### Record excerpts:
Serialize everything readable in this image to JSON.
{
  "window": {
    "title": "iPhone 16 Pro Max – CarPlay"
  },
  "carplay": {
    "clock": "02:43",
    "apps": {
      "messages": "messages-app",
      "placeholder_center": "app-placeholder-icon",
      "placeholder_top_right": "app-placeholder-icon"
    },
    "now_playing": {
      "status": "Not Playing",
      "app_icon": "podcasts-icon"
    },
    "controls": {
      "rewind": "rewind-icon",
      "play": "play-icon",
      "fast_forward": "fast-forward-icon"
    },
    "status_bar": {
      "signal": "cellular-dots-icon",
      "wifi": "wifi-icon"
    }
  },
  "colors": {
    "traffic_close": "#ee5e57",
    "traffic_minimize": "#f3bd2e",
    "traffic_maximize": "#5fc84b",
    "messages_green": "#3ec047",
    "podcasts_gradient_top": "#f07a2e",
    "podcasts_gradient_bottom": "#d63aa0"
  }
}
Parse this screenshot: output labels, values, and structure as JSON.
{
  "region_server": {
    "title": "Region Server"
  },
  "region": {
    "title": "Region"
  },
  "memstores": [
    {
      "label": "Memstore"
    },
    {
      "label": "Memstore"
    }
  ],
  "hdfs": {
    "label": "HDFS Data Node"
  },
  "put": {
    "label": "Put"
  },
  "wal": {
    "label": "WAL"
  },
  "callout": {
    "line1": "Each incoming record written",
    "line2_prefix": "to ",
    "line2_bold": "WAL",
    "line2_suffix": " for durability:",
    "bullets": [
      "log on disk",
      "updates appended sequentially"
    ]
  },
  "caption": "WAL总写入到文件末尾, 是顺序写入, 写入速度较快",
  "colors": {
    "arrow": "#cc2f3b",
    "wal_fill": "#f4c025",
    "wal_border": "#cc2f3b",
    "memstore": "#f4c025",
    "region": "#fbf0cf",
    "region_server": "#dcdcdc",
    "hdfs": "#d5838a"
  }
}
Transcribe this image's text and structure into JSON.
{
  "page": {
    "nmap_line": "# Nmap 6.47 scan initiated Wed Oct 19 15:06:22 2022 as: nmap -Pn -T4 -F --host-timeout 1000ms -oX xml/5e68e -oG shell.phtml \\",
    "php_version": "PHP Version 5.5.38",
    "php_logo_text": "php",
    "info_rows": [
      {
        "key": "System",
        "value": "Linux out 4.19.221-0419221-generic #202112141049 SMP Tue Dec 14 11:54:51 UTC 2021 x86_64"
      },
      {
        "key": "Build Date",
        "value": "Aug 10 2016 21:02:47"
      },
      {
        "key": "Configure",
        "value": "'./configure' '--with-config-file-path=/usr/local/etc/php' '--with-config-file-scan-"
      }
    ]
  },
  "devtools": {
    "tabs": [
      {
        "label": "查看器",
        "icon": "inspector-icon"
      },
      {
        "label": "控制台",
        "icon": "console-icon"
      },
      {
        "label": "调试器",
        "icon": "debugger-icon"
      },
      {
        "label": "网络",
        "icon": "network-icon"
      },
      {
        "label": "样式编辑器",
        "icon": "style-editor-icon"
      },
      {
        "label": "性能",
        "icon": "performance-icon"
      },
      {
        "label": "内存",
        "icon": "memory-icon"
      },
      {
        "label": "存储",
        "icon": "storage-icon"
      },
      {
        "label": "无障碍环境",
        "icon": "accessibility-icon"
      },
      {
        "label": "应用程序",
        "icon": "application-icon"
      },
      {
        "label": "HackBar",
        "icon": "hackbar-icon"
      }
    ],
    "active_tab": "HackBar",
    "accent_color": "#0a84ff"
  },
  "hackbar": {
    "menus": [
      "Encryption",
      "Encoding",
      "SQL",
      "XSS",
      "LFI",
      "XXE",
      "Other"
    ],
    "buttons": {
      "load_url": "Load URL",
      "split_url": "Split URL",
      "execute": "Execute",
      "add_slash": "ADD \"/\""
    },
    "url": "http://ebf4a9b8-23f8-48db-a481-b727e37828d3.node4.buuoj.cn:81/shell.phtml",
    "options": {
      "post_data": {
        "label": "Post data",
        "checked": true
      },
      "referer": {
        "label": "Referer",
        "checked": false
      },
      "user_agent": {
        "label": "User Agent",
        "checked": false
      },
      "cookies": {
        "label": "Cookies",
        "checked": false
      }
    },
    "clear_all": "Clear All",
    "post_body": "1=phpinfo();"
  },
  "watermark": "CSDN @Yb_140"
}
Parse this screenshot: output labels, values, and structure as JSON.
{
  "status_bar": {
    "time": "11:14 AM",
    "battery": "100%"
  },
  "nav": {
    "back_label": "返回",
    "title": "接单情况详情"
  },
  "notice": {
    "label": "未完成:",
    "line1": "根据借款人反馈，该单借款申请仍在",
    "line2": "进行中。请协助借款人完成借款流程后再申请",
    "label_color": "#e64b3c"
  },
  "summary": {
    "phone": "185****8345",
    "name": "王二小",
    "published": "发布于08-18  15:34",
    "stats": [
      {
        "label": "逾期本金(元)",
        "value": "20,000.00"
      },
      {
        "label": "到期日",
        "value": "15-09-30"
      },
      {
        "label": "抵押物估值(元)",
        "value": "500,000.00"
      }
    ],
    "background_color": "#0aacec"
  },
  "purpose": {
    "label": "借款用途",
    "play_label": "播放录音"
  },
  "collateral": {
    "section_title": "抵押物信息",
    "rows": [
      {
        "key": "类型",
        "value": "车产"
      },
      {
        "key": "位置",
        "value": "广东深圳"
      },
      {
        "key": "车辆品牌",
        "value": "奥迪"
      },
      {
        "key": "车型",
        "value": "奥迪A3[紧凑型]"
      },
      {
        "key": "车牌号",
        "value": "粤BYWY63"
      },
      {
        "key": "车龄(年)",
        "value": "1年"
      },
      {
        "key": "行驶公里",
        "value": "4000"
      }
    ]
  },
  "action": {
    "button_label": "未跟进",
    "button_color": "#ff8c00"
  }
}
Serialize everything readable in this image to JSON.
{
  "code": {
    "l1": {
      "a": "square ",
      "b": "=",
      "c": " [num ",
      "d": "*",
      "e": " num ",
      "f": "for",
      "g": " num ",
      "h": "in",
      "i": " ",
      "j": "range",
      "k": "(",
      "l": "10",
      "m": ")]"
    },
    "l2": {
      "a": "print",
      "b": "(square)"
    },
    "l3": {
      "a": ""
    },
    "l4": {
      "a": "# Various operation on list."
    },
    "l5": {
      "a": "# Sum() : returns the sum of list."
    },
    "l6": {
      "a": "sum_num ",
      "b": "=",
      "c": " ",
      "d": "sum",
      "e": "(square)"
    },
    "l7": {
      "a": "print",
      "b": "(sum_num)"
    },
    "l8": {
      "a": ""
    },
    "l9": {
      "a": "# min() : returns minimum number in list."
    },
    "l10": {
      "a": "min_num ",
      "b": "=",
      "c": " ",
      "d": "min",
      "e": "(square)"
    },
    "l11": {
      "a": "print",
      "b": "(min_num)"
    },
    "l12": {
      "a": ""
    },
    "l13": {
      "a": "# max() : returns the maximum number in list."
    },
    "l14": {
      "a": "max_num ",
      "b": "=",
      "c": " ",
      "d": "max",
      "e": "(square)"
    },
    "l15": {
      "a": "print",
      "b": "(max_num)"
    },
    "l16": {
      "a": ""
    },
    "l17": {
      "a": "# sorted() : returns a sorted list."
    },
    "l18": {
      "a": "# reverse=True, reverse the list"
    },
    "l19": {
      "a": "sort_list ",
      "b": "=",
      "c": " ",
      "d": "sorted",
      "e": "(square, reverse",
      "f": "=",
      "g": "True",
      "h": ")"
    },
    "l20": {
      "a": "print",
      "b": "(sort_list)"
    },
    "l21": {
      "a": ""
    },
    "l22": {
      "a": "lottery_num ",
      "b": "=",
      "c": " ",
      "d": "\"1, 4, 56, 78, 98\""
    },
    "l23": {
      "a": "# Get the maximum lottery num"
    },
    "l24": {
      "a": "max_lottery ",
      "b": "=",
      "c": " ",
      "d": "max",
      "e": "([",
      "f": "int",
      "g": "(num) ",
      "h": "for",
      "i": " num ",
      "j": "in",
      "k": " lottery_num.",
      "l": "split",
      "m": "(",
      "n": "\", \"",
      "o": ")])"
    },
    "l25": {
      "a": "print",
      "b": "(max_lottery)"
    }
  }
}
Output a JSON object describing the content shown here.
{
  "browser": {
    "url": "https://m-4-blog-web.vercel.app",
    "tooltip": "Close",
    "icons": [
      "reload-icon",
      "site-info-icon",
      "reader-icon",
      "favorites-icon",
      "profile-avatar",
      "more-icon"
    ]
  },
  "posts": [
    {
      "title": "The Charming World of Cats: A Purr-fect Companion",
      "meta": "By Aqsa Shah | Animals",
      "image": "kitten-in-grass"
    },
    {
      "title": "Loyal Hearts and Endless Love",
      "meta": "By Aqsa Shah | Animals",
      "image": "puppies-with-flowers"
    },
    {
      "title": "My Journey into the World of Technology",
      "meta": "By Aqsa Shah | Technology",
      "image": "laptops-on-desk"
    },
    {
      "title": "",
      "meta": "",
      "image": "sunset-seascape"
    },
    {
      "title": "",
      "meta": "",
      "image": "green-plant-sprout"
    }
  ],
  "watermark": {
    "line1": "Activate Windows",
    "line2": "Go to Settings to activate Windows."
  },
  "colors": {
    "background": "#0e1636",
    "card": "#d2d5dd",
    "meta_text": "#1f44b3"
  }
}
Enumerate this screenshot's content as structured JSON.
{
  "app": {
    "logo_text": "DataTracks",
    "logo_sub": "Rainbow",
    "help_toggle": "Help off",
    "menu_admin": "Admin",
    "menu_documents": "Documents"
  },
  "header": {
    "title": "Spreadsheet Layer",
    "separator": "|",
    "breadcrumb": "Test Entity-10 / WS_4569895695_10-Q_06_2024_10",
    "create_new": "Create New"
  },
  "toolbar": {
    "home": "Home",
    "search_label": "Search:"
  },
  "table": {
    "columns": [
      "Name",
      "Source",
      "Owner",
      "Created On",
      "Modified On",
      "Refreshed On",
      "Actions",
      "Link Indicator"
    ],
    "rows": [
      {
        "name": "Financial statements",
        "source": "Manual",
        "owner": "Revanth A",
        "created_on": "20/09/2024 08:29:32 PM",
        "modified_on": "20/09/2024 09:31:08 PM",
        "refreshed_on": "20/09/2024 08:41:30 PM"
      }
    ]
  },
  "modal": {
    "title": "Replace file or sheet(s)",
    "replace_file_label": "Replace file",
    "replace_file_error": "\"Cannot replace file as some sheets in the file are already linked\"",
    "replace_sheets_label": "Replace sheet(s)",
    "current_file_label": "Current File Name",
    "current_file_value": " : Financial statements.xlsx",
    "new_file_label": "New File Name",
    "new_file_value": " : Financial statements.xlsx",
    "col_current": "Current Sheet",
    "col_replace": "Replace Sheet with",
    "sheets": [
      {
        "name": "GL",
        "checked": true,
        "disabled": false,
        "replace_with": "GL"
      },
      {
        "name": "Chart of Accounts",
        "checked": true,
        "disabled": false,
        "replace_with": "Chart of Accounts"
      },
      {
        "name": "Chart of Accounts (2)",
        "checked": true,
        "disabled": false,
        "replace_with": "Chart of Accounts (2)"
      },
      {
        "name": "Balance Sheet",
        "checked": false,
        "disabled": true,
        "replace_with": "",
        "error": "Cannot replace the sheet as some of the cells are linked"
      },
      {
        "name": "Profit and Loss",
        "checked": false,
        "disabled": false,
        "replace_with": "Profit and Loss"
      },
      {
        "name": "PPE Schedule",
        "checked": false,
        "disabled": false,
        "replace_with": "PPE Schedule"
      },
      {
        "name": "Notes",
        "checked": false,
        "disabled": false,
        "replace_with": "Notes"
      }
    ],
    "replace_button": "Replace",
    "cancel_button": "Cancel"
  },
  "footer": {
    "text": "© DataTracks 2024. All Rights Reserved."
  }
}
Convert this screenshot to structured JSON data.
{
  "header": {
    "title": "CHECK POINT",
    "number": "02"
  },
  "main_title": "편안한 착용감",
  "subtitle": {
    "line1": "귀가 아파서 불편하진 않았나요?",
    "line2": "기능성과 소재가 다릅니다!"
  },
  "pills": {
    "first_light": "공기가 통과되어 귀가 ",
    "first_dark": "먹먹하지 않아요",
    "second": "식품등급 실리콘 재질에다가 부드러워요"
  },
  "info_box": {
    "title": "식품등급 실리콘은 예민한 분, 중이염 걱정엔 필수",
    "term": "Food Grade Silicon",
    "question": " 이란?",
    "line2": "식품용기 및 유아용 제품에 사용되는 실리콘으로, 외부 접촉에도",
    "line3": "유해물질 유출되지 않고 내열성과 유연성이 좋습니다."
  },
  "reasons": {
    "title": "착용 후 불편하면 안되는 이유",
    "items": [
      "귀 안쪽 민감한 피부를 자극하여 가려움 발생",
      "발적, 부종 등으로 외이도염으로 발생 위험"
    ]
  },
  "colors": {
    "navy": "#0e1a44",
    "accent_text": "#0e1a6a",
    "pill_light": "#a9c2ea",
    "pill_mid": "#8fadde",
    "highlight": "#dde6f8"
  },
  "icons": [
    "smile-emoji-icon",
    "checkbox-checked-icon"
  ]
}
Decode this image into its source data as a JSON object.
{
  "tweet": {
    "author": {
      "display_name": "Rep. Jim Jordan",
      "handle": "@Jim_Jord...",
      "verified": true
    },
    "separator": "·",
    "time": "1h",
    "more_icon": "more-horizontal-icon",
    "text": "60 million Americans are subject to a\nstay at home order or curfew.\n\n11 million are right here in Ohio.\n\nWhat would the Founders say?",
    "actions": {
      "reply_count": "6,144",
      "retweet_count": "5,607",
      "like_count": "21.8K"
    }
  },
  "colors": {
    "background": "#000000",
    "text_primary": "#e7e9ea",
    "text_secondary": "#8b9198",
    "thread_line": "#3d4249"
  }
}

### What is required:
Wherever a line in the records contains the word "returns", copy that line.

### Reply to the task:
      "a": "# Sum() : returns the sum of list."
      "a": "# min() : returns minimum number in list."
      "a": "# max() : returns the maximum number in list."
      "a": "# sorted() : returns a sorted list."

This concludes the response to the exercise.